A recent article in National Mortgage News (May 18, 2015) provided information from Zillow that said “Smaller Loans Cost Borrowers More”. Fewer lenders want to make smaller loans because there is less profit in them. And the article goes onto to state that since there is less competition for these loans, lenders charge higher interest rates. The article indicated that Zillow research showed that for loans less than $100,000 a borrower will pay 10% more for every dollar borrowed than a borrower with a $400,000 loan.
Sounds like an opportunity to be memberlicious! Read on!
Now I get it. Bigger loans don’t necessarily cost more to make. You do the same processing, order the same services, do the same underwriting, etc, etc (unless you are in the jumbo world). But because they are bigger, there is more money to be earned from a gain on the sale of the loan or the interest income from placing the loan into portfolio.
And as Credit Union’s we’re not for profits, but we are not charities. We need to make money to stay in business. But the idea of telling a member-owner that we can’t help them buy a home because they aren’t buying a big enough home or a nice enough home or an expensive enough home is an atrocity to me.

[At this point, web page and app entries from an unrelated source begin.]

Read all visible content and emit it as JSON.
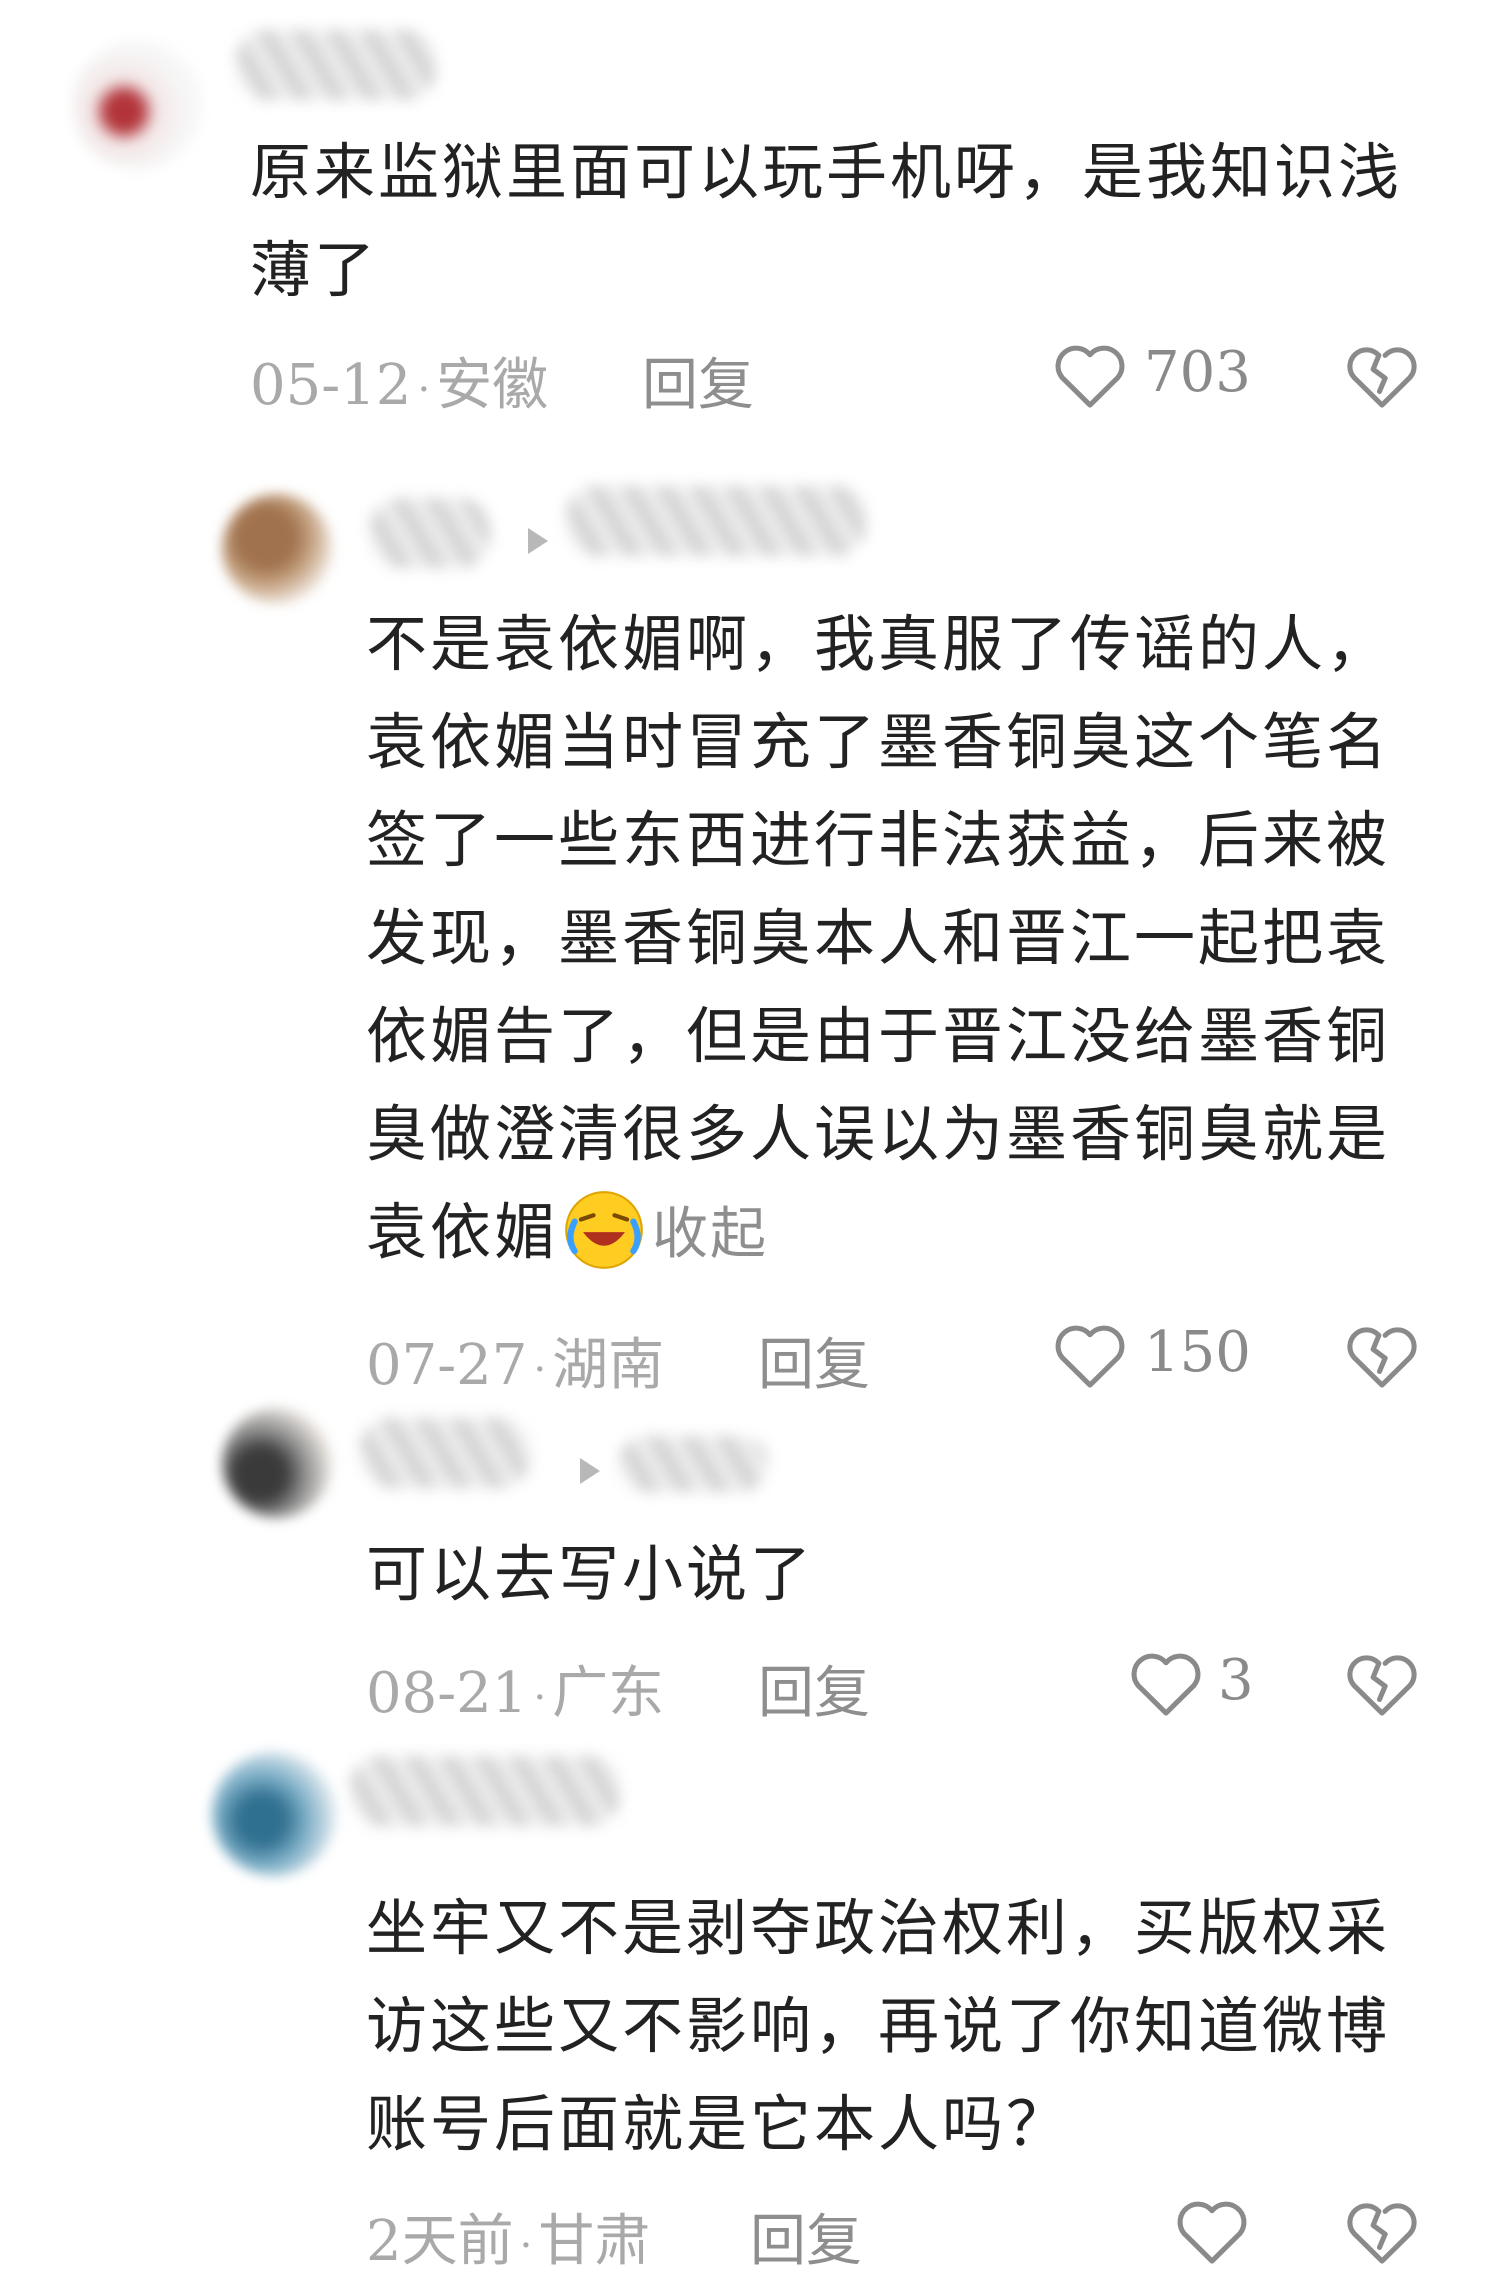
{
  "comments": [
    {
      "text": "原来监狱里面可以玩手机呀，是我知识浅薄了",
      "date": "05-12",
      "location": "安徽",
      "reply_label": "回复",
      "likes": "703"
    },
    {
      "text": "不是袁依媚啊，我真服了传谣的人，袁依媚当时冒充了墨香铜臭这个笔名签了一些东西进行非法获益，后来被发现，墨香铜臭本人和晋江一起把袁依媚告了，但是由于晋江没给墨香铜臭做澄清很多人误以为墨香铜臭就是袁依媚",
      "emoji": "laughing-crying-emoji",
      "collapse_label": "收起",
      "date": "07-27",
      "location": "湖南",
      "reply_label": "回复",
      "likes": "150"
    },
    {
      "text": "可以去写小说了",
      "date": "08-21",
      "location": "广东",
      "reply_label": "回复",
      "likes": "3"
    },
    {
      "text": "坐牢又不是剥夺政治权利，买版权采访这些又不影响，再说了你知道微博账号后面就是它本人吗？",
      "date": "2天前",
      "location": "甘肃",
      "reply_label": "回复",
      "likes": ""
    }
  ],
  "colors": {
    "text": "#222222",
    "meta": "#a9a9a9",
    "icon": "#8a8a8a",
    "background": "#ffffff"
  }
}
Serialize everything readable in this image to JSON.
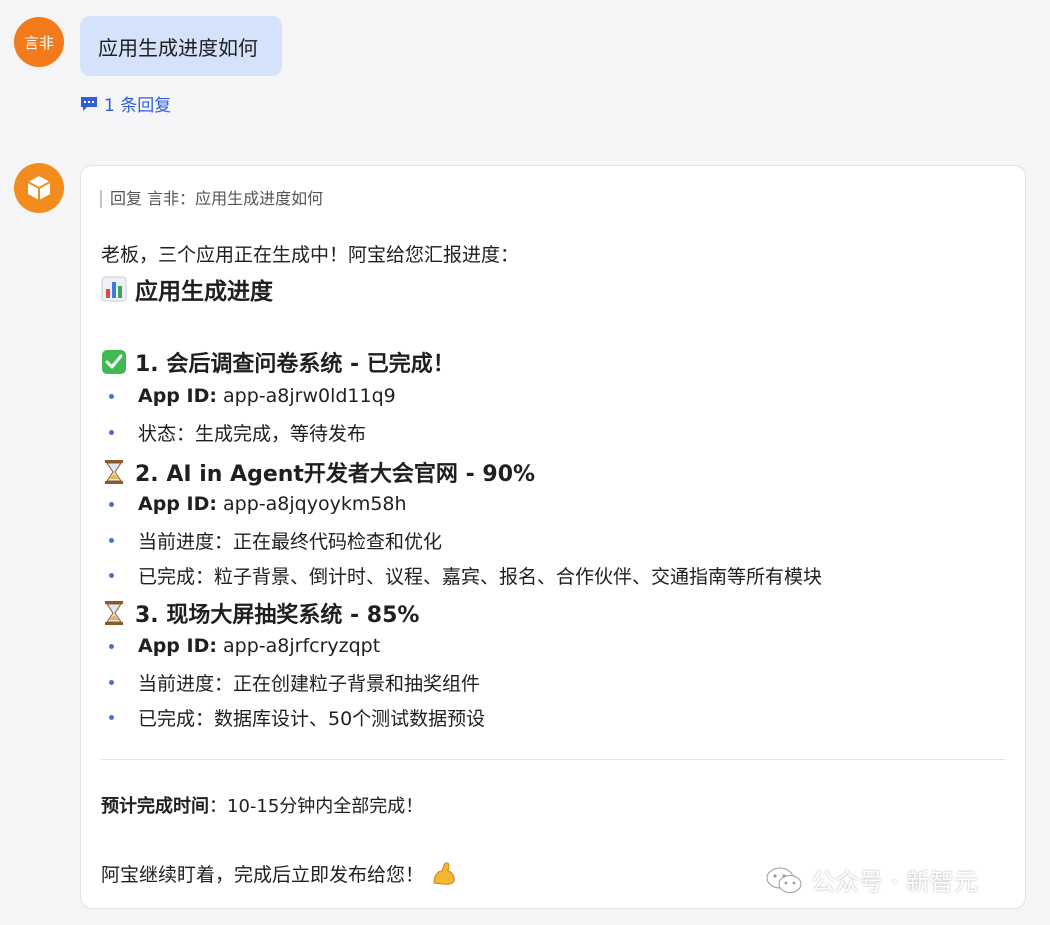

Click over to the Mortgages Are Memberlicious blog to finish reading about how Mislansky's credit union handles small-dollar mortgage borrowers.